# YOUR OBJECTIVE
The response must reproduce exactly every line of the material below holding the word "label".

>>>

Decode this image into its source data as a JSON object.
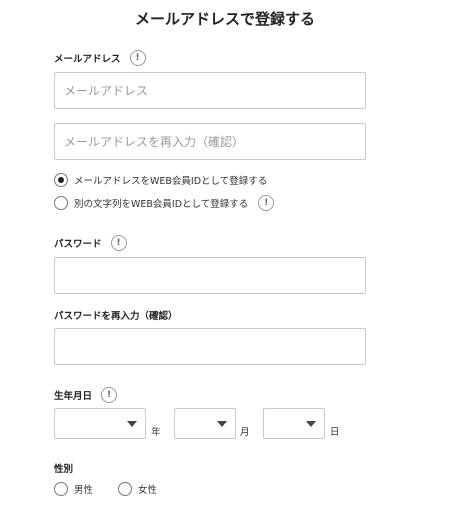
{
  "page": {
    "title": "メールアドレスで登録する"
  },
  "email": {
    "label": "メールアドレス",
    "help": "!",
    "placeholder": "メールアドレス",
    "confirm_placeholder": "メールアドレスを再入力（確認）"
  },
  "member_id": {
    "options": [
      {
        "label": "メールアドレスをWEB会員IDとして登録する",
        "checked": true
      },
      {
        "label": "別の文字列をWEB会員IDとして登録する",
        "checked": false
      }
    ],
    "help": "!"
  },
  "password": {
    "label": "パスワード",
    "help": "!",
    "value": ""
  },
  "password_confirm": {
    "label": "パスワードを再入力（確認）",
    "value": ""
  },
  "birthdate": {
    "label": "生年月日",
    "help": "!",
    "year_unit": "年",
    "month_unit": "月",
    "day_unit": "日",
    "year_value": "",
    "month_value": "",
    "day_value": ""
  },
  "gender": {
    "label": "性別",
    "options": [
      {
        "label": "男性",
        "checked": false
      },
      {
        "label": "女性",
        "checked": false
      }
    ]
  }
}
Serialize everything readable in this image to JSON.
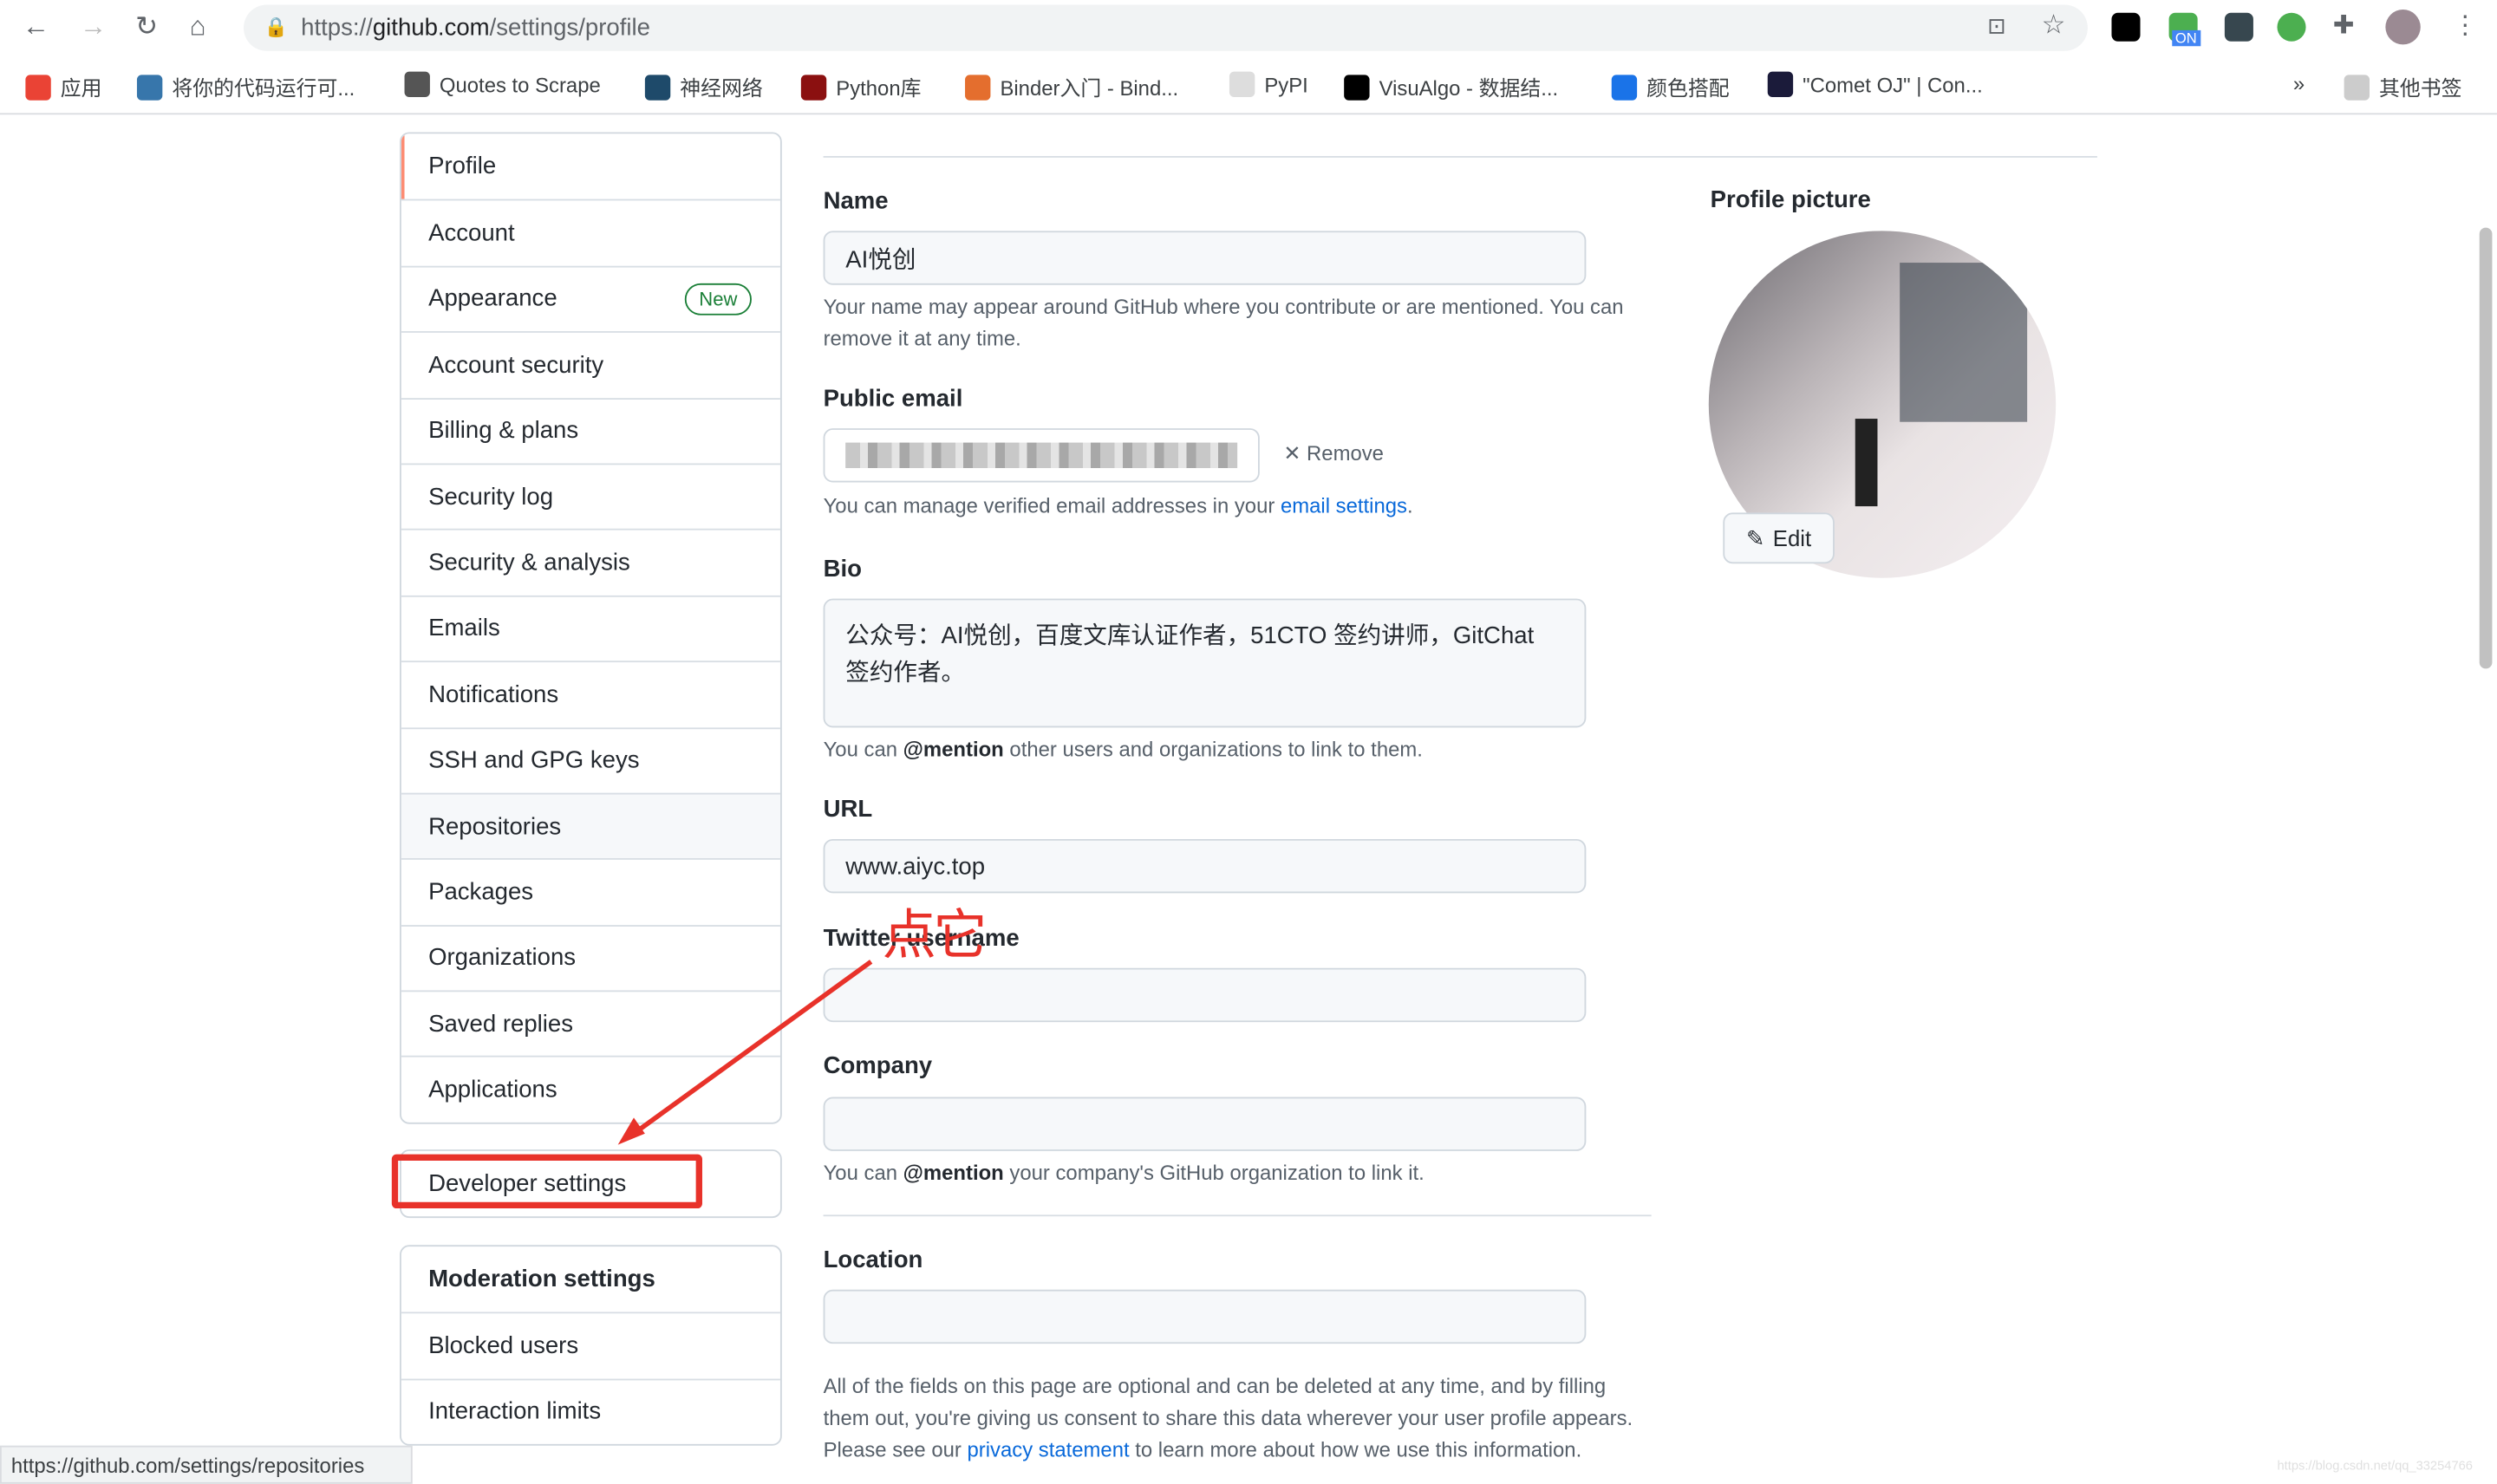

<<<

# EXERCISE ANSWER
    "label": "メールアドレス",
        "label": "メールアドレスをWEB会員IDとして登録する",
        "label": "別の文字列をWEB会員IDとして登録する",
    "label": "パスワード",
    "label": "パスワードを再入力（確認）",
    "label": "生年月日",
    "label": "性別",
        "label": "男性",
        "label": "女性",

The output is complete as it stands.